* Task statement *
Please print each entry below exactly as it stands, but without any pictures.

* Record excerpts *
*** Begin section ***
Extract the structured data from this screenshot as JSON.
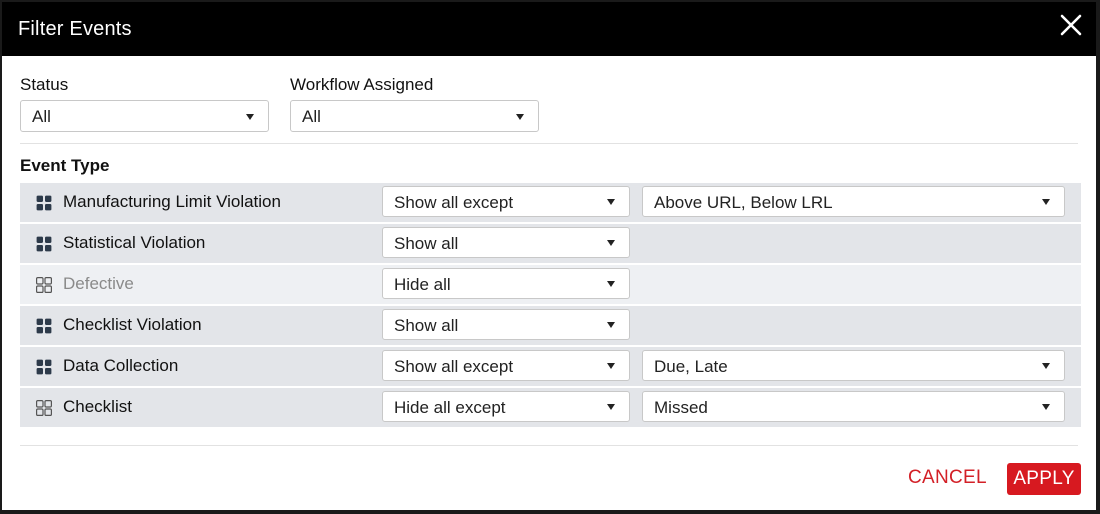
{
  "dialog": {
    "title": "Filter Events",
    "close_icon": "close-icon"
  },
  "filters": {
    "status": {
      "label": "Status",
      "value": "All"
    },
    "workflow": {
      "label": "Workflow Assigned",
      "value": "All"
    }
  },
  "event_type": {
    "title": "Event Type",
    "rows": [
      {
        "name": "Manufacturing Limit Violation",
        "mode": "Show all except",
        "detail": "Above URL, Below LRL",
        "icon": "grid-filled-icon",
        "muted": false
      },
      {
        "name": "Statistical Violation",
        "mode": "Show all",
        "detail": null,
        "icon": "grid-filled-icon",
        "muted": false
      },
      {
        "name": "Defective",
        "mode": "Hide all",
        "detail": null,
        "icon": "grid-outline-icon",
        "muted": true
      },
      {
        "name": "Checklist Violation",
        "mode": "Show all",
        "detail": null,
        "icon": "grid-filled-icon",
        "muted": false
      },
      {
        "name": "Data Collection",
        "mode": "Show all except",
        "detail": "Due, Late",
        "icon": "grid-filled-icon",
        "muted": false
      },
      {
        "name": "Checklist",
        "mode": "Hide all except",
        "detail": "Missed",
        "icon": "grid-outline-icon",
        "muted": false
      }
    ]
  },
  "footer": {
    "cancel_label": "CANCEL",
    "apply_label": "APPLY"
  },
  "colors": {
    "titlebar": "#000000",
    "accent": "#d71920",
    "row_bg": "#e3e5e9"
  }
}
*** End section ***
* Task result *
Extract the structured data from this screenshot as JSON.
{
  "dialog": {
    "title": "Filter Events",
    "close_icon": "close-icon"
  },
  "filters": {
    "status": {
      "label": "Status",
      "value": "All"
    },
    "workflow": {
      "label": "Workflow Assigned",
      "value": "All"
    }
  },
  "event_type": {
    "title": "Event Type",
    "rows": [
      {
        "name": "Manufacturing Limit Violation",
        "mode": "Show all except",
        "detail": "Above URL, Below LRL",
        "icon": "grid-filled-icon",
        "muted": false
      },
      {
        "name": "Statistical Violation",
        "mode": "Show all",
        "detail": null,
        "icon": "grid-filled-icon",
        "muted": false
      },
      {
        "name": "Defective",
        "mode": "Hide all",
        "detail": null,
        "icon": "grid-outline-icon",
        "muted": true
      },
      {
        "name": "Checklist Violation",
        "mode": "Show all",
        "detail": null,
        "icon": "grid-filled-icon",
        "muted": false
      },
      {
        "name": "Data Collection",
        "mode": "Show all except",
        "detail": "Due, Late",
        "icon": "grid-filled-icon",
        "muted": false
      },
      {
        "name": "Checklist",
        "mode": "Hide all except",
        "detail": "Missed",
        "icon": "grid-outline-icon",
        "muted": false
      }
    ]
  },
  "footer": {
    "cancel_label": "CANCEL",
    "apply_label": "APPLY"
  },
  "colors": {
    "titlebar": "#000000",
    "accent": "#d71920",
    "row_bg": "#e3e5e9"
  }
}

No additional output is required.